Also being investigated is insect damage to specimens’ leaves using a grid system to calculate the extent of eaten areas (Meineke et al., 2019), and it’s not uncommon to ﬁnd dead insects on a specimen. Years ago, D.R. Whitehead (1976) wrote an article entitled, “Collecting Beetles in Exotic Places: The Herbarium,” in which he argued that a plant collection was a good place to look for new beetle species. There is also research on new species of tiny snails first found on plant specimens (Miquel & Bungartz, 2017). At USCH, researchers have recently begun microscopic examination of invertebrates lurking on algae specimens. So herbaria can be sources of many kinds of biodiversity beyond the plant world and can contribute to ecological studies on multispecies interactions, including those involving plant pathogens.

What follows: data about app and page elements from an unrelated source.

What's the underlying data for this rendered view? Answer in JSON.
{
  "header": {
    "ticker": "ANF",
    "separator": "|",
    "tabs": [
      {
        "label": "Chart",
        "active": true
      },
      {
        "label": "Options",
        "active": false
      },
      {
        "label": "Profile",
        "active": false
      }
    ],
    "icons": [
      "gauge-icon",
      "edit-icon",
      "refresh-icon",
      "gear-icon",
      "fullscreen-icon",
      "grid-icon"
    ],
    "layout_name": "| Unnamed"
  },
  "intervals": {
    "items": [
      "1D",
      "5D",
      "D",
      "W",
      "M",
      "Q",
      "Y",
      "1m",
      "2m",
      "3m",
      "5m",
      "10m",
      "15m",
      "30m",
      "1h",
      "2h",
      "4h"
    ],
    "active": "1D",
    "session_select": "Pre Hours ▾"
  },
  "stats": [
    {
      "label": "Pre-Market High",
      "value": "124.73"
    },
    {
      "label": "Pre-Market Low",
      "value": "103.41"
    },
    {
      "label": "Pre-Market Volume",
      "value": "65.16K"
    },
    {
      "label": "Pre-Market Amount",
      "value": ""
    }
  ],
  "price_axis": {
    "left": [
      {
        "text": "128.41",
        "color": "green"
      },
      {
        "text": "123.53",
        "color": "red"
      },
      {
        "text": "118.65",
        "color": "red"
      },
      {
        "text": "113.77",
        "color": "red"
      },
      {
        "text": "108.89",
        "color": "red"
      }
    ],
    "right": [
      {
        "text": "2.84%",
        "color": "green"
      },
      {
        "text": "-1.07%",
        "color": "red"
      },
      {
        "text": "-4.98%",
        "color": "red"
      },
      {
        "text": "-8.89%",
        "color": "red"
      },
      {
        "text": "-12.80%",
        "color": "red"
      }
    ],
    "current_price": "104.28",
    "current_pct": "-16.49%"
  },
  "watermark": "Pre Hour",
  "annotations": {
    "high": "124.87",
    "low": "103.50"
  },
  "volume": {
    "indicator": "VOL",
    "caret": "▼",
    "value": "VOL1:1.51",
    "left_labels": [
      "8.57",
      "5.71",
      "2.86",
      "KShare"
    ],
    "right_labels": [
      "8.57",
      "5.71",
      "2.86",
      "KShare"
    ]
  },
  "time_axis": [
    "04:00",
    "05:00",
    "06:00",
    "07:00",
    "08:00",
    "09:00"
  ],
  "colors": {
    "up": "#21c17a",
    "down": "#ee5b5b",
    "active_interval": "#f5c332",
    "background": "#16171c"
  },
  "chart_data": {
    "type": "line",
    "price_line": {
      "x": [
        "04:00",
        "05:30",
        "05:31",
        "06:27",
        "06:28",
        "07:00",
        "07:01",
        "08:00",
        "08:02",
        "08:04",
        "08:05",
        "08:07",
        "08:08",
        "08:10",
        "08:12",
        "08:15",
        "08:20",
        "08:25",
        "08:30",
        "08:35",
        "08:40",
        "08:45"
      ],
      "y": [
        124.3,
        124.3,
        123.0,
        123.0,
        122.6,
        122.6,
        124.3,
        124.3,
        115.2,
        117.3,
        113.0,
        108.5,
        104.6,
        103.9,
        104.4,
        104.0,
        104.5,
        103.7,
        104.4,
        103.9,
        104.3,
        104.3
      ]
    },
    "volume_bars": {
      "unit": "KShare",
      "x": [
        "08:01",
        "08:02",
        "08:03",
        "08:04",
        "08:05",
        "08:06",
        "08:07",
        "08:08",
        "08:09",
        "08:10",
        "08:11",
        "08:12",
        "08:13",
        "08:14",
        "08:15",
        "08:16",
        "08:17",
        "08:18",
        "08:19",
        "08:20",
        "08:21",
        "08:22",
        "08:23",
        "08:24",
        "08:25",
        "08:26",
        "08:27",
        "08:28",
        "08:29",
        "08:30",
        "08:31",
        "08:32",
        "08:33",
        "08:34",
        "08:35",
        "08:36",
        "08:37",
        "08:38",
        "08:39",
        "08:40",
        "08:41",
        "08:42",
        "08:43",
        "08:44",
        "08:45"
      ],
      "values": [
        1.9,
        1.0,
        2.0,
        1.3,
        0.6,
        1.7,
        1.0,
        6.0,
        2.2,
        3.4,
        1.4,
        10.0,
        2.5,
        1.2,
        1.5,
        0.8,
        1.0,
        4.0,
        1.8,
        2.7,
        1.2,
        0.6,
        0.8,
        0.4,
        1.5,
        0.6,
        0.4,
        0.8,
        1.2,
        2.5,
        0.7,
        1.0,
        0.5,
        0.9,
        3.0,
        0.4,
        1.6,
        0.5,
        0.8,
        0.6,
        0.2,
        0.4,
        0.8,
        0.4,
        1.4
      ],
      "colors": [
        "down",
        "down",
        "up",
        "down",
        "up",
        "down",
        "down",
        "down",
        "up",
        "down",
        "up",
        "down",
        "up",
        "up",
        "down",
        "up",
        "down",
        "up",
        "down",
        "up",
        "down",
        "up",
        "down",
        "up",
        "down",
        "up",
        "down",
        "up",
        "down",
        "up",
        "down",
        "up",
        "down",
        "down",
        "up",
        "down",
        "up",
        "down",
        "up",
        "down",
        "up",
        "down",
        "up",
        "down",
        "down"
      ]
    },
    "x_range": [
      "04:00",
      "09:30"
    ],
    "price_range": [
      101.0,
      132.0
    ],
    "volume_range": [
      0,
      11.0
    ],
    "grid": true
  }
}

Despite this, I don’t see Chicone’s approach as becoming common, though it does suggest the surprises that can be found in any herbarium. He was just out of college when he made this collection, so he was relatively new to the world of botany and perhaps therefore less concerned with its traditions and constraints. Yet, he was hardly a neophyte because the collection number for this specimen is 236. He probably didn’t mount it, but he must have tucked those leaves into the newspaper in which he pressed the plant. This means that someone at USCH thought enough of the inclusion to mount the leaves, rather than tossing them out as irrelevant. So the mounter was also party to this innovation/anomaly.
I am hardly recommending that adding in associated species become standard herbarium practice, though it might be nice if specimens were crossed-reference with those collected at the same time and place. What I do think is important about this sheet is its role as a reminder that there are many unspoken do’s and don’ts that botanists absorb while working in an herbarium, and it is good to be aware of these. They are constraints that make botany more organized, and also perhaps more canalized.
Note: I am very grateful to John Nelson and Herrick Brown for their very helpful commentaries and corrections on this series of posts.
Griebeler, A. (2022). Production and design of early illustrated herbals. Word & Image, 38(2), 104–122. https://doi.org/10.1080/02666286.2021.1951518
Heberling, J. M. (2022). Herbaria as big data sources of plant traits. International Journal of Plant Sciences, 183(2), 87–118. https://doi.org/10.1086/717623
Heberling, J. M., & Burke, D. J. (2019). Utilizing herbarium specimens to quantify historical mycorrhizal communities. Applications in Plant Sciences, 7(4), 1–11. https://doi.org/10.1002/aps3.1223
Meineke, E. K., Classen, A. T., Sanders, N. J., & Davies, T. J. (2019). Herbarium specimens reveal increasing herbivory over the past century. Journal of Ecology, 107(1), 105–117. https://doi.org/10.1111/1365-2745.13057
Miquel, S. E., & Bungartz, F. (2017). Snails found among herbarium specimens of Galapagos lichens and bryophytes, with the description of Scolodonta rinae (Gastropoda: Scolodontidae), a new species of carnivorous micro-mollusk. International Journal of Malacology, 173–186. https://doi.org/10.1127/arch.moll/146/173-186
Whitehead, D. R. (1976). Collecting beetles in exotic places: The herbarium. The Coleopterists Bulletin, 30(3), 249–250.